━━━━━ RECORDS FOR THE TASK ━━━━━

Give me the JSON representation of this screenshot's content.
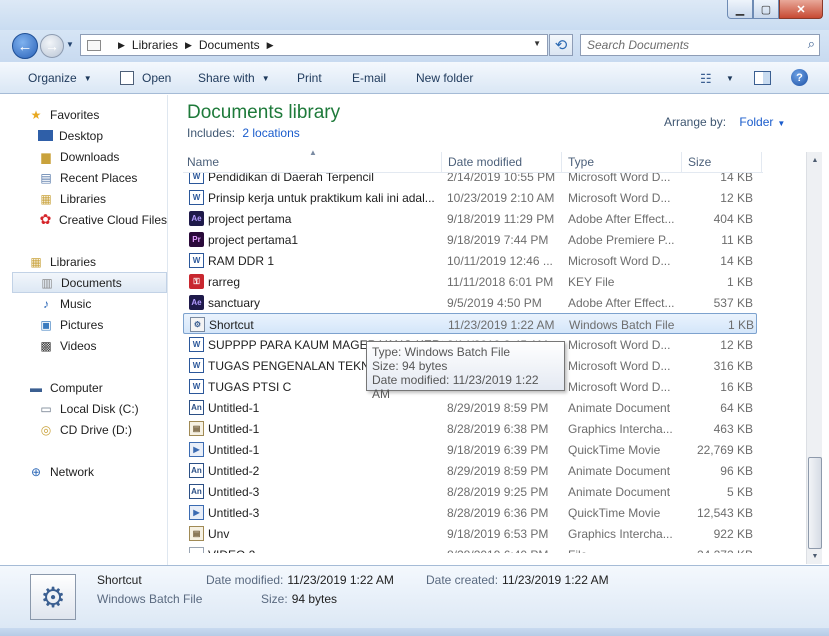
{
  "address": {
    "crumbs": [
      "Libraries",
      "Documents"
    ]
  },
  "search": {
    "placeholder": "Search Documents"
  },
  "toolbar": {
    "organize": "Organize",
    "open": "Open",
    "share_with": "Share with",
    "print": "Print",
    "email": "E-mail",
    "new_folder": "New folder"
  },
  "nav": {
    "favorites": "Favorites",
    "desktop": "Desktop",
    "downloads": "Downloads",
    "recent_places": "Recent Places",
    "libraries_fav": "Libraries",
    "creative_cloud": "Creative Cloud Files",
    "libraries": "Libraries",
    "documents": "Documents",
    "music": "Music",
    "pictures": "Pictures",
    "videos": "Videos",
    "computer": "Computer",
    "local_disk": "Local Disk (C:)",
    "cd_drive": "CD Drive (D:)",
    "network": "Network"
  },
  "library": {
    "title": "Documents library",
    "includes_label": "Includes:",
    "includes_link": "2 locations",
    "arrange_label": "Arrange by:",
    "arrange_value": "Folder"
  },
  "columns": {
    "name": "Name",
    "date": "Date modified",
    "type": "Type",
    "size": "Size"
  },
  "files": [
    {
      "name": "Pendidikan di Daerah Terpencil",
      "date": "2/14/2019 10:55 PM",
      "type": "Microsoft Word D...",
      "size": "14 KB",
      "icon": "word"
    },
    {
      "name": "Prinsip kerja untuk praktikum kali ini adal...",
      "date": "10/23/2019 2:10 AM",
      "type": "Microsoft Word D...",
      "size": "12 KB",
      "icon": "word"
    },
    {
      "name": "project pertama",
      "date": "9/18/2019 11:29 PM",
      "type": "Adobe After Effect...",
      "size": "404 KB",
      "icon": "ae"
    },
    {
      "name": "project pertama1",
      "date": "9/18/2019 7:44 PM",
      "type": "Adobe Premiere P...",
      "size": "11 KB",
      "icon": "pr"
    },
    {
      "name": "RAM DDR 1",
      "date": "10/11/2019 12:46 ...",
      "type": "Microsoft Word D...",
      "size": "14 KB",
      "icon": "word"
    },
    {
      "name": "rarreg",
      "date": "11/11/2018 6:01 PM",
      "type": "KEY File",
      "size": "1 KB",
      "icon": "key"
    },
    {
      "name": "sanctuary",
      "date": "9/5/2019 4:50 PM",
      "type": "Adobe After Effect...",
      "size": "537 KB",
      "icon": "ae"
    },
    {
      "name": "Shortcut",
      "date": "11/23/2019 1:22 AM",
      "type": "Windows Batch File",
      "size": "1 KB",
      "icon": "bat",
      "selected": true
    },
    {
      "name": "SUPPPP PARA KAUM MAGER YANG KERJ...",
      "date": "8/14/2019 8:45 AM",
      "type": "Microsoft Word D...",
      "size": "12 KB",
      "icon": "word"
    },
    {
      "name": "TUGAS PENGENALAN TEKNIK...",
      "date": "10/23/2019 2:10 AM",
      "type": "Microsoft Word D...",
      "size": "316 KB",
      "icon": "word"
    },
    {
      "name": "TUGAS PTSI C",
      "date": "10/23/2019 2:10 AM",
      "type": "Microsoft Word D...",
      "size": "16 KB",
      "icon": "word"
    },
    {
      "name": "Untitled-1",
      "date": "8/29/2019 8:59 PM",
      "type": "Animate Document",
      "size": "64 KB",
      "icon": "an"
    },
    {
      "name": "Untitled-1",
      "date": "8/28/2019 6:38 PM",
      "type": "Graphics Intercha...",
      "size": "463 KB",
      "icon": "gfx"
    },
    {
      "name": "Untitled-1",
      "date": "9/18/2019 6:39 PM",
      "type": "QuickTime Movie",
      "size": "22,769 KB",
      "icon": "qt"
    },
    {
      "name": "Untitled-2",
      "date": "8/29/2019 8:59 PM",
      "type": "Animate Document",
      "size": "96 KB",
      "icon": "an"
    },
    {
      "name": "Untitled-3",
      "date": "8/28/2019 9:25 PM",
      "type": "Animate Document",
      "size": "5 KB",
      "icon": "an"
    },
    {
      "name": "Untitled-3",
      "date": "8/28/2019 6:36 PM",
      "type": "QuickTime Movie",
      "size": "12,543 KB",
      "icon": "qt"
    },
    {
      "name": "Unv",
      "date": "9/18/2019 6:53 PM",
      "type": "Graphics Intercha...",
      "size": "922 KB",
      "icon": "gfx"
    },
    {
      "name": "VIDEO 2",
      "date": "8/28/2019 6:40 PM",
      "type": "File",
      "size": "24,272 KB",
      "icon": "blank"
    }
  ],
  "tooltip": {
    "type": "Type: Windows Batch File",
    "size": "Size: 94 bytes",
    "date": "Date modified: 11/23/2019 1:22 AM"
  },
  "details": {
    "name": "Shortcut",
    "type": "Windows Batch File",
    "date_modified_label": "Date modified:",
    "date_modified": "11/23/2019 1:22 AM",
    "date_created_label": "Date created:",
    "date_created": "11/23/2019 1:22 AM",
    "size_label": "Size:",
    "size": "94 bytes"
  }
}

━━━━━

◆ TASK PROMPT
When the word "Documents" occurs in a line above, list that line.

◆ FINAL ANSWER
      "Documents"
    "placeholder": "Search Documents"
    "documents": "Documents",
    "title": "Documents library",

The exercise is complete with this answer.